Each line that contains "title" needs to be copied from the listing.

○ ○ ○ ○ ○ ○ ○

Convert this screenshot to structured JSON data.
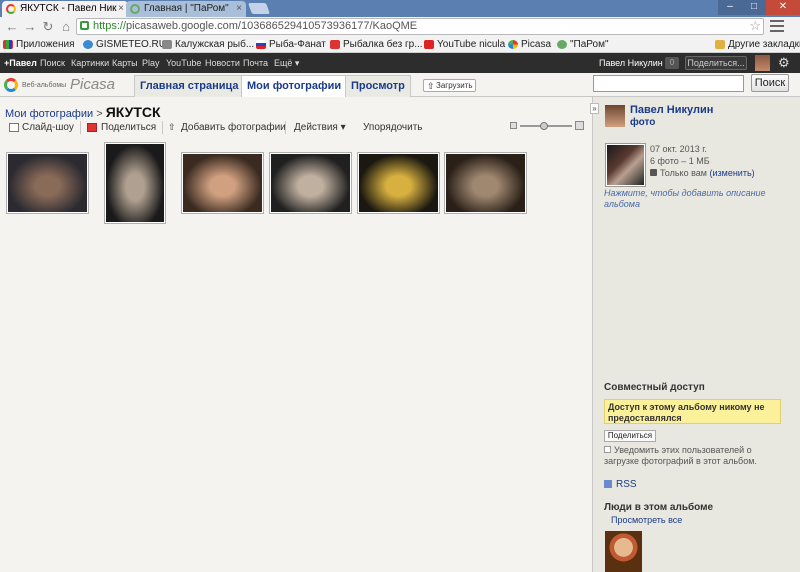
{
  "browser": {
    "tabs": [
      {
        "title": "ЯКУТСК - Павел Ник"
      },
      {
        "title": "Главная | \"ПаРом\""
      }
    ],
    "url_scheme": "https://",
    "url_rest": "picasaweb.google.com/103686529410573936177/KaoQME",
    "bookmarks": [
      "Приложения",
      "GISMETEO.RU:",
      "Калужская рыб...",
      "Рыба-Фанат",
      "Рыбалка без гр...",
      "YouTube nicula",
      "Picasa",
      "\"ПаРом\"",
      "Другие закладки"
    ]
  },
  "gbar": {
    "links": [
      "+Павел",
      "Поиск",
      "Картинки",
      "Карты",
      "Play",
      "YouTube",
      "Новости",
      "Почта",
      "Ещё ▾"
    ],
    "user": "Павел Никулин",
    "count": "0",
    "share": "Поделиться..."
  },
  "app": {
    "logo_sub": "Веб-альбомы",
    "logo_name": "Picasa",
    "tabs": [
      "Главная страница",
      "Мои фотографии",
      "Просмотр"
    ],
    "upload": "Загрузить",
    "search_button": "Поиск"
  },
  "album": {
    "crumb_parent": "Мои фотографии",
    "crumb_sep": ">",
    "title": "ЯКУТСК",
    "actions": [
      "Слайд-шоу",
      "Поделиться",
      "Добавить фотографии",
      "Действия ▾",
      "Упорядочить"
    ],
    "photos": [
      {
        "subject": "person in cape by ice wall",
        "c1": "#2a2a30",
        "c2": "#8a6a58"
      },
      {
        "subject": "woman by ice sculpture",
        "c1": "#1a1a1a",
        "c2": "#b0a090"
      },
      {
        "subject": "ice crystal in hand",
        "c1": "#3a2a20",
        "c2": "#d0a080"
      },
      {
        "subject": "frozen cave ceiling",
        "c1": "#202020",
        "c2": "#c0b0a0"
      },
      {
        "subject": "ice bear sculpture",
        "c1": "#1a1810",
        "c2": "#d8b040"
      },
      {
        "subject": "person on ice sled",
        "c1": "#2a2018",
        "c2": "#a08870"
      }
    ]
  },
  "sidebar": {
    "owner_name": "Павел Никулин",
    "owner_link": "фото",
    "date": "07 окт. 2013 г.",
    "count": "6 фото – 1 МБ",
    "visibility": "Только вам",
    "change_link": "(изменить)",
    "desc_hint": "Нажмите, чтобы добавить описание альбома",
    "share_head": "Совместный доступ",
    "share_warning": "Доступ к этому альбому никому не предоставлялся",
    "share_button": "Поделиться",
    "notify": "Уведомить этих пользователей о загрузке фотографий в этот альбом.",
    "rss": "RSS",
    "people_head": "Люди в этом альбоме",
    "people_link": "Просмотреть все"
  }
}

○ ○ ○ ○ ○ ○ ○

Final answer:
        "title": "ЯКУТСК - Павел Ник"
        "title": "Главная | \"ПаРом\""
    "title": "ЯКУТСК",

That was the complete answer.